■ **Task**: Scan the entries below for the word "passwords", then copy each line that holds it.

--- Source material ---

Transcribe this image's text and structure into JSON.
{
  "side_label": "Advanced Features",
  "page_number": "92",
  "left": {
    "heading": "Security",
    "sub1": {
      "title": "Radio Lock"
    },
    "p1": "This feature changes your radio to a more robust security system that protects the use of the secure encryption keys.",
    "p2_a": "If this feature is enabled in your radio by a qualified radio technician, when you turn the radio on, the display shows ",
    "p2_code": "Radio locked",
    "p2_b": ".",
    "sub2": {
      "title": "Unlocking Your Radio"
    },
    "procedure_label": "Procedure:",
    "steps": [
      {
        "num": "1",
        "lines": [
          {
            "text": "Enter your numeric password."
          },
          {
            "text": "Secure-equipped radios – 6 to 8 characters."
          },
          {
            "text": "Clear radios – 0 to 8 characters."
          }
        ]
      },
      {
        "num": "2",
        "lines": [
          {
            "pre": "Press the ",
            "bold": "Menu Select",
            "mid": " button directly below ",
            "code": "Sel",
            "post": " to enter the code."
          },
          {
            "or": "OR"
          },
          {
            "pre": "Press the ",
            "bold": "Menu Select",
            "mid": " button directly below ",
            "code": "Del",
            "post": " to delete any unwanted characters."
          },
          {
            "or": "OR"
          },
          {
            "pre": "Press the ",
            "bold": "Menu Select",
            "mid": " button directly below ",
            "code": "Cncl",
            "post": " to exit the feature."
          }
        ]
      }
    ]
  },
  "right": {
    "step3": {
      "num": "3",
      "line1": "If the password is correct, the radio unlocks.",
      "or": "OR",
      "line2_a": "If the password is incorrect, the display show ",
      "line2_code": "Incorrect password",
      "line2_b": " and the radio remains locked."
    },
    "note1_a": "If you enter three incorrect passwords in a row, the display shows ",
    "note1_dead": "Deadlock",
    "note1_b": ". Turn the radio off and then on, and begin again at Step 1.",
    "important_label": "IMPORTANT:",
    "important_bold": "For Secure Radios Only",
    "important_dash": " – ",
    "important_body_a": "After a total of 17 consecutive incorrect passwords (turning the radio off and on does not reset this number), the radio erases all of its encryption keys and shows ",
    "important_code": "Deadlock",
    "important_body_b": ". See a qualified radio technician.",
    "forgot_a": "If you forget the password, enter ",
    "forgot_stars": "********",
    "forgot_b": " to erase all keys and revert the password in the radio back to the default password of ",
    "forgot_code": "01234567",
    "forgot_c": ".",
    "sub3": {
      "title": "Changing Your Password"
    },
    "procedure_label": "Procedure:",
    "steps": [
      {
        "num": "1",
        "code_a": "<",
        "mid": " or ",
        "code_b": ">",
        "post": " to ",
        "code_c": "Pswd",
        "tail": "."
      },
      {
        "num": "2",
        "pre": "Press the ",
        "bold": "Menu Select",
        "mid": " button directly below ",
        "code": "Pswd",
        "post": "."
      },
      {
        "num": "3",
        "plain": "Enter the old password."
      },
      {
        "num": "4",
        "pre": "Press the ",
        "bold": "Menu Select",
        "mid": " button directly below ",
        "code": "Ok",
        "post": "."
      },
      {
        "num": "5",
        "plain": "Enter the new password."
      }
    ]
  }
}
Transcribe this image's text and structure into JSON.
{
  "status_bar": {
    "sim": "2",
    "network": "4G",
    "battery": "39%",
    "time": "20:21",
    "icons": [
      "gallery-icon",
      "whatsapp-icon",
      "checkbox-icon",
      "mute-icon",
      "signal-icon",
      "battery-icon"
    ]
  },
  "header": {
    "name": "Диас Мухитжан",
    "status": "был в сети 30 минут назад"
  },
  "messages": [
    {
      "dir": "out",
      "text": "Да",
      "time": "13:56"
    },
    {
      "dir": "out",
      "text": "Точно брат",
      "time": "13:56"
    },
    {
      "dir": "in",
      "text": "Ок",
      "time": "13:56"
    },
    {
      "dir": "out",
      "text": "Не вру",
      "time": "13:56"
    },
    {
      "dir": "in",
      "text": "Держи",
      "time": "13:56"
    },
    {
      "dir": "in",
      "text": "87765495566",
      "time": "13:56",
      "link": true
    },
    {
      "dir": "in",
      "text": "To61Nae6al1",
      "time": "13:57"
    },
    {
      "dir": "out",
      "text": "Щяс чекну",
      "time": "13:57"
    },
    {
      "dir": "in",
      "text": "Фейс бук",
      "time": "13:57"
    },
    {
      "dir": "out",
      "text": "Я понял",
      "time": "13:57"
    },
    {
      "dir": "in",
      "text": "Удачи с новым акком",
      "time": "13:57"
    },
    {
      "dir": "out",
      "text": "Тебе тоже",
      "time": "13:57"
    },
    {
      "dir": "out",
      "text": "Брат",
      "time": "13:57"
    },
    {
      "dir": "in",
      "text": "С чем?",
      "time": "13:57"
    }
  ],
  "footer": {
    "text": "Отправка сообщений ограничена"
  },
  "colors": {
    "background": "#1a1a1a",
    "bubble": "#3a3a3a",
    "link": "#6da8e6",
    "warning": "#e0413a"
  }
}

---

■ **Exercise answer**:
    "note1_a": "If you enter three incorrect passwords in a row, the display shows ",
    "important_body_a": "After a total of 17 consecutive incorrect passwords (turning the radio off and on does not reset this number), the radio erases all of its encryption keys and shows ",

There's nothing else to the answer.